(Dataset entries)

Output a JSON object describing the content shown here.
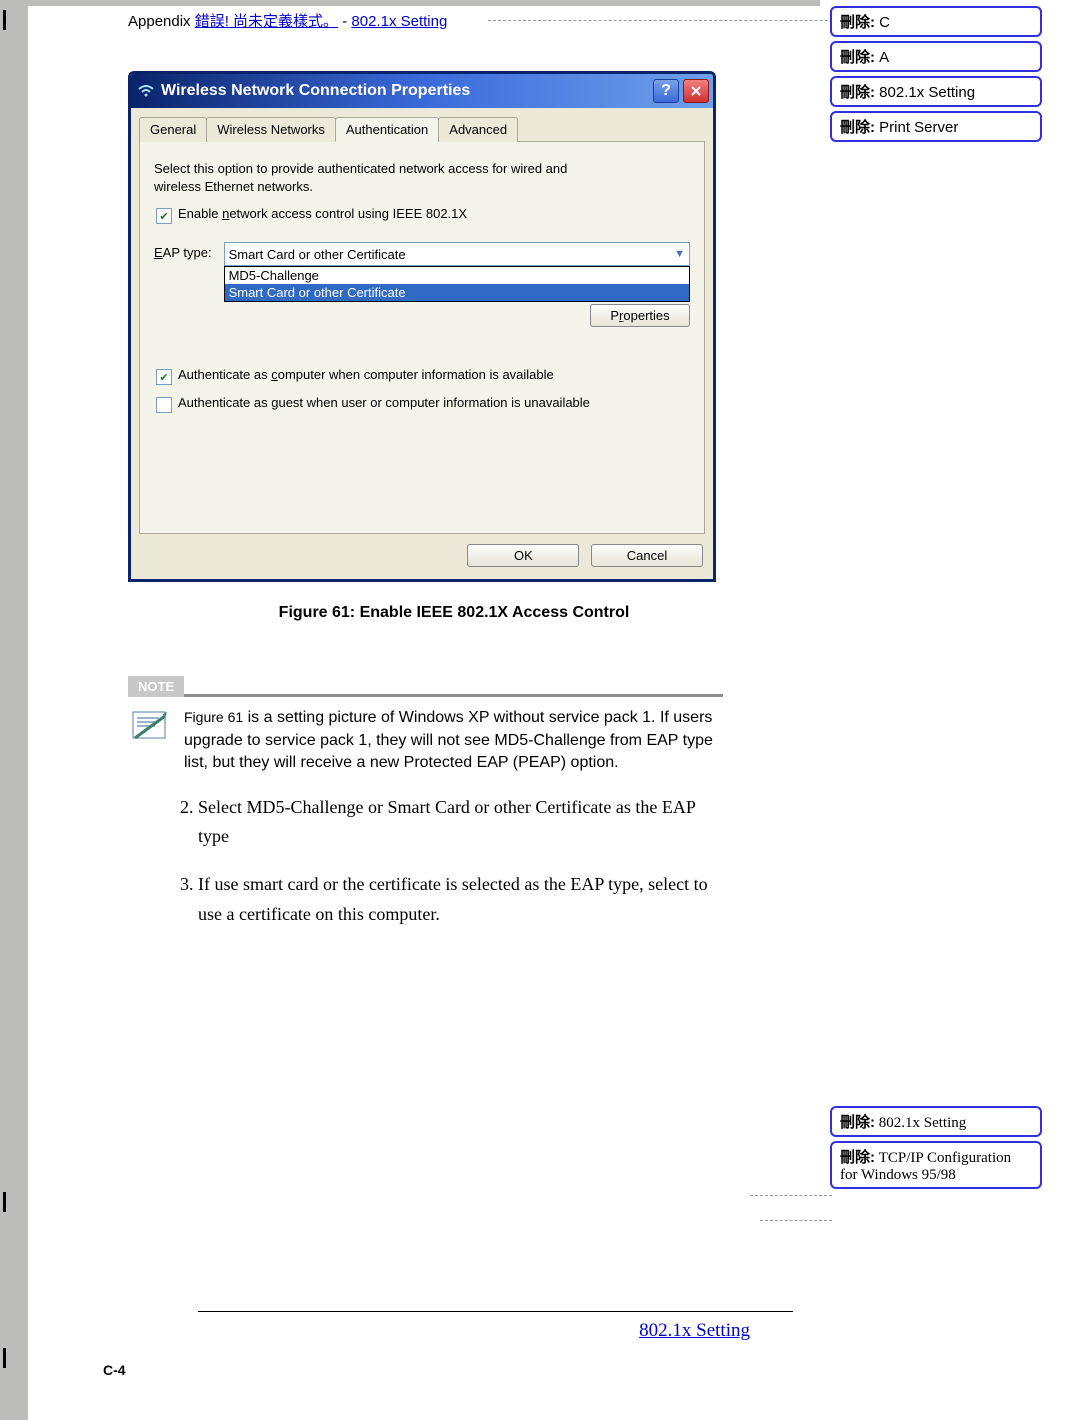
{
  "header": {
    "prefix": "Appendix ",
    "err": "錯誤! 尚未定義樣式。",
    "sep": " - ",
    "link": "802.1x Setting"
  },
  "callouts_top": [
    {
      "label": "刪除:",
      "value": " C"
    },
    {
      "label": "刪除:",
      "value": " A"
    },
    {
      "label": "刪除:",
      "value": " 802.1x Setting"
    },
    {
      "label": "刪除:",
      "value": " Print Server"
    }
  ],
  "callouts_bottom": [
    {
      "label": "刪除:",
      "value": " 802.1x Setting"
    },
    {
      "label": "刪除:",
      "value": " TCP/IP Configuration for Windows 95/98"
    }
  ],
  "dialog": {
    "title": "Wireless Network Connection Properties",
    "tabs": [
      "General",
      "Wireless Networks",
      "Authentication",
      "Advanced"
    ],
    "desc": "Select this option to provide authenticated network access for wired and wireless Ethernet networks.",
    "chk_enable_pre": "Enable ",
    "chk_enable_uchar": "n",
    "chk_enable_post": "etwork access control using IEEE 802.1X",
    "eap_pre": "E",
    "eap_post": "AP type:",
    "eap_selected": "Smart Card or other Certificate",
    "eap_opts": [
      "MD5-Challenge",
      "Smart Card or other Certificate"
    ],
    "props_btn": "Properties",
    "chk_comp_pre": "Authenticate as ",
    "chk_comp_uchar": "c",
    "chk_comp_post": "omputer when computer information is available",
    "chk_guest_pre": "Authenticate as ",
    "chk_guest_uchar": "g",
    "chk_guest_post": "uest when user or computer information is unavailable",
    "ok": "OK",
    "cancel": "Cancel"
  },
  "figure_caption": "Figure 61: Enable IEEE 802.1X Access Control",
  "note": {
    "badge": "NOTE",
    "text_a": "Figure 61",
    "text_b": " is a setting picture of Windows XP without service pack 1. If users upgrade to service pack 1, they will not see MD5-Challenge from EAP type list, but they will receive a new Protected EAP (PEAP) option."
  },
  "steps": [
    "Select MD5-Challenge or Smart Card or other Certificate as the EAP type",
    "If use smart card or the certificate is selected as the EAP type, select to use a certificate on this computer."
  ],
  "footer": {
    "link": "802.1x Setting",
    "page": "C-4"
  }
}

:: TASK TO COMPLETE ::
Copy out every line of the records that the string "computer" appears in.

:: RESPONSE TO THE EXERCISE ::
    "chk_comp_post": "omputer when computer information is available",
    "chk_guest_post": "uest when user or computer information is unavailable",
    "If use smart card or the certificate is selected as the EAP type, select to use a certificate on this computer."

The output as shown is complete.